On knowing your neighbors

“The door is always open!”


Nicole Syku

Italian is the second most-spoken language in Italy; the first, I would argue, is community.

Nicole Syku, Senior Staff Writer

“Sei italiana?”

I was at a nearby Italian restaurant in Westlake Village when the waiter asked me if I spoke Italian. Seeing as I am an exchange student from Italy, this was of course the case. Maybe it was my conventionally-Italian hand movements or the way I pronounced “risotto” that gave it away, but nonetheless, we began to chat. We soon realized that we live in the same part of Italy — in fact, the same village! I was immediately reminded of home.

In Italy, there’s a different perception of relationships with people that live near you. I remember having frequent dinners with my neighbors and taking little trips with them to the sun-splashed lake or grassy mountains. Sometimes, they would ring the doorbell and deliver our family freshly-grown fruits and veggies from their garden. Other times, they would offer us cakes and cookies baked over the weekend. The elders would chat for hours about small-town gossip. The owner of the bakery next door would greet me by name. Harmony was born from community.

Community, however, is so often preached by my Oak Park peers and educators, but rarely practiced in the same sense it is back home. My neighbors here are strangers to me and had I attempted to deliver a bag full of vegetables to them, I’d likely be rejected through their Ring doorbell (and subsequently reported on Nextdoor). Experiencing a new lifestyle on the opposite side of the world is such a challenge, but the feeling of being here is indescribable and beyond worthwhile. I hope, therefore, to bring my understanding of neighborhood to this small town in California.

I returned my focus to the waiter.
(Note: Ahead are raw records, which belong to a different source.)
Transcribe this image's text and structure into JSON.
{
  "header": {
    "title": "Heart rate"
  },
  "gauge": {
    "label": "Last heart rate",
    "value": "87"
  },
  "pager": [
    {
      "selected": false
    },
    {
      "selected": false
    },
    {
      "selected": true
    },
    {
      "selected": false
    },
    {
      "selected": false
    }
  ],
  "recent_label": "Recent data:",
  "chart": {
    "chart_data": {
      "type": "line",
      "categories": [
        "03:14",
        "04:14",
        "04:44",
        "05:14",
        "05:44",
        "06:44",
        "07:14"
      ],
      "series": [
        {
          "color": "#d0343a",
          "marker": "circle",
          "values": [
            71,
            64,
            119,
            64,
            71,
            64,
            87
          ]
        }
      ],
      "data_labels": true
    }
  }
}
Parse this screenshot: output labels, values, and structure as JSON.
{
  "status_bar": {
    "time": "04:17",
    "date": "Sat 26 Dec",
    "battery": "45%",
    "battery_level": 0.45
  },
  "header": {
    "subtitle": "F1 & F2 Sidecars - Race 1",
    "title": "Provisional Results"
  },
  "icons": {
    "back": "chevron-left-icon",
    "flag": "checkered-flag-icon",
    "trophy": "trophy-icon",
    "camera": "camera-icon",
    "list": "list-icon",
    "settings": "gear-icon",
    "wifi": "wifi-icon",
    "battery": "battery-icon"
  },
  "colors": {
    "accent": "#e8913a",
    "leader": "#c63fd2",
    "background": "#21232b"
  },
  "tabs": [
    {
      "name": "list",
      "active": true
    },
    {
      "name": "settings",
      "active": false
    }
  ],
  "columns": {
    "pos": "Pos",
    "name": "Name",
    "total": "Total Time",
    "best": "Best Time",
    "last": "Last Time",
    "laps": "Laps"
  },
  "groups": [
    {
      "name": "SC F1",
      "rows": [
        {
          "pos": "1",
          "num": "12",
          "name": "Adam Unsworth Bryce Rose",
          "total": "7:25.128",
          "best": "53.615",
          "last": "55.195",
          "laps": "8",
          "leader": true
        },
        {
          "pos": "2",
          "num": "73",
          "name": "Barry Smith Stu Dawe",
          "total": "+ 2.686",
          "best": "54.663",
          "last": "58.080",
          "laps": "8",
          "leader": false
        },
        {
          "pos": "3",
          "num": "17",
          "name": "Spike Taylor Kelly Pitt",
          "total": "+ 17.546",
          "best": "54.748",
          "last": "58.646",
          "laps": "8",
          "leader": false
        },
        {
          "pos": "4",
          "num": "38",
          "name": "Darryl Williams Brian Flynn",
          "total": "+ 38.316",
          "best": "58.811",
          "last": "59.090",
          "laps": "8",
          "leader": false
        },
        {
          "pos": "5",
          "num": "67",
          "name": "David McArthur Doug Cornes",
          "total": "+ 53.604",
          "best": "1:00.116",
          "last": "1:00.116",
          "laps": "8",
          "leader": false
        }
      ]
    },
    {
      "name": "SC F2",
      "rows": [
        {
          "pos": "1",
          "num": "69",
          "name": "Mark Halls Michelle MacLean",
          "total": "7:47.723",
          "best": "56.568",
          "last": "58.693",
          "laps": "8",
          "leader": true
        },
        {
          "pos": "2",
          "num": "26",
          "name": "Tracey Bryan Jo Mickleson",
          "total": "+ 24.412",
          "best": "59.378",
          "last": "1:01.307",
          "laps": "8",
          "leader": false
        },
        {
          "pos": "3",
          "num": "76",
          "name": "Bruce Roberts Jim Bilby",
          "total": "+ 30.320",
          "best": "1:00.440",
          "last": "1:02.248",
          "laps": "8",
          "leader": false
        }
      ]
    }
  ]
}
This feeling of connection was familiar and something I had dearly missed … Italian is the second most-spoken language in Italy; the first, I would argue, is community.